The nature versus nurture debate rages over whether an individual's innate qualities or personal experiences are more important in determining physical and behavioral traits .
In the social and political sciences, the nature versus nurture debate may be compared with the structure versus agency debate, a similar discussion over whether social structure or individual agency (choice or free will) is more important for determining individual and social outcomes.
Historically, the "nurture" in the nature versus nurture debate has referred to the care parents give to children. But today, the concept of nurture has expanded to refer to any environmental factor - which may arise from prenatal, parental, extended family, or peer experiences, or even from media, marketing, and socioeconomic status. Environmental factors could begin to influence development even before it begins: a substantial amount of individual variation might be traced back to environmental influences that affect prenatal development.
The "nature" in the nature versus nurture debate generally refers to innate qualities. In historical terms, nature might refer to human nature or the soul. In modern scientific terms, it may refer to genetic makeup and biological traits . For example, researchers have long studied twins to determine the influence of biology on personality traits. These studies have revealed that twins, raised separately, still share many common personality traits, lending credibility to the nature side of the debate.

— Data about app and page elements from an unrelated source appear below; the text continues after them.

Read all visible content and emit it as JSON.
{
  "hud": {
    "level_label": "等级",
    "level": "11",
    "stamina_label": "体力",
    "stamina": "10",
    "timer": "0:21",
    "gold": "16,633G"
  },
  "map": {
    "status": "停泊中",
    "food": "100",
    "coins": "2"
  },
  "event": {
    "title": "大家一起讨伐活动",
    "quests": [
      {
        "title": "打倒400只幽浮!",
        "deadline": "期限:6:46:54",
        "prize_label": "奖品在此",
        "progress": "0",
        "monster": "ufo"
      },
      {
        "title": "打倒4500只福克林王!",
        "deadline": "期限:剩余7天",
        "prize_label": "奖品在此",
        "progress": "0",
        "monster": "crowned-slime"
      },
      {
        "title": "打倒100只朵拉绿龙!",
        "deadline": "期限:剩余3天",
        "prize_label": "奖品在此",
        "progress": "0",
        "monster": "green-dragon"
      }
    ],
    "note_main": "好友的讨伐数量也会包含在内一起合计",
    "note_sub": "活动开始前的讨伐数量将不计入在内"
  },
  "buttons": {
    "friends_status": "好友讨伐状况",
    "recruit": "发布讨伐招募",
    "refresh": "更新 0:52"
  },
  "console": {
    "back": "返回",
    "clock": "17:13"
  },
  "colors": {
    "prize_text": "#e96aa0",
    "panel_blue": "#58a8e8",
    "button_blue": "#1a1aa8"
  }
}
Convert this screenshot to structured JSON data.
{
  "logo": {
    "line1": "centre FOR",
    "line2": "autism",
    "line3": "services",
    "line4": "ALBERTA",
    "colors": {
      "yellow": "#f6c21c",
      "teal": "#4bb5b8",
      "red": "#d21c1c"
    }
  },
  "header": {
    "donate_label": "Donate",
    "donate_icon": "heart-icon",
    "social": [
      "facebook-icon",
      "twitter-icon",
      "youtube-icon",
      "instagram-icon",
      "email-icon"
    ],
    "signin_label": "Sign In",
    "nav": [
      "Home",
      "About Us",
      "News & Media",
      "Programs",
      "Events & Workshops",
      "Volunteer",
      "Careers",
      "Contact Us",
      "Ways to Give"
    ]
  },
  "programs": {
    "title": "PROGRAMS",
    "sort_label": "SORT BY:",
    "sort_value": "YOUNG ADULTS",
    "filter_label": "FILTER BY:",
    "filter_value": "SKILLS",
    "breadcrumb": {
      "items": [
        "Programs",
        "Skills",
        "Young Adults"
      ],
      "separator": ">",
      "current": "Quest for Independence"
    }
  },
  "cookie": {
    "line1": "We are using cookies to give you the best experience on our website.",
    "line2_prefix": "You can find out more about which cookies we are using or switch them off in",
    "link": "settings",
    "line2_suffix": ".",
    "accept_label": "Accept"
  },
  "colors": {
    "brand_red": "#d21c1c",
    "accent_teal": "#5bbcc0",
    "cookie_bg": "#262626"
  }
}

However, sample sizes are usually small, so generalization of the results must be done with caution.
Because of their identical genetic makeup, twins are used in many studies to assess the nature versus nurture debate.
The nature versus nurture debate conjures deep philosophical questions about free will and determinism. The "nature" side may be criticized for implying that we behave in ways in which we are naturally inclined, rather than in ways we choose. Similarly, the "nurture" side may be criticized for implying that we behave in ways determined by our environment, not ourselves.
Of course, sociologists point out that our environment is, at least in part, a social creation.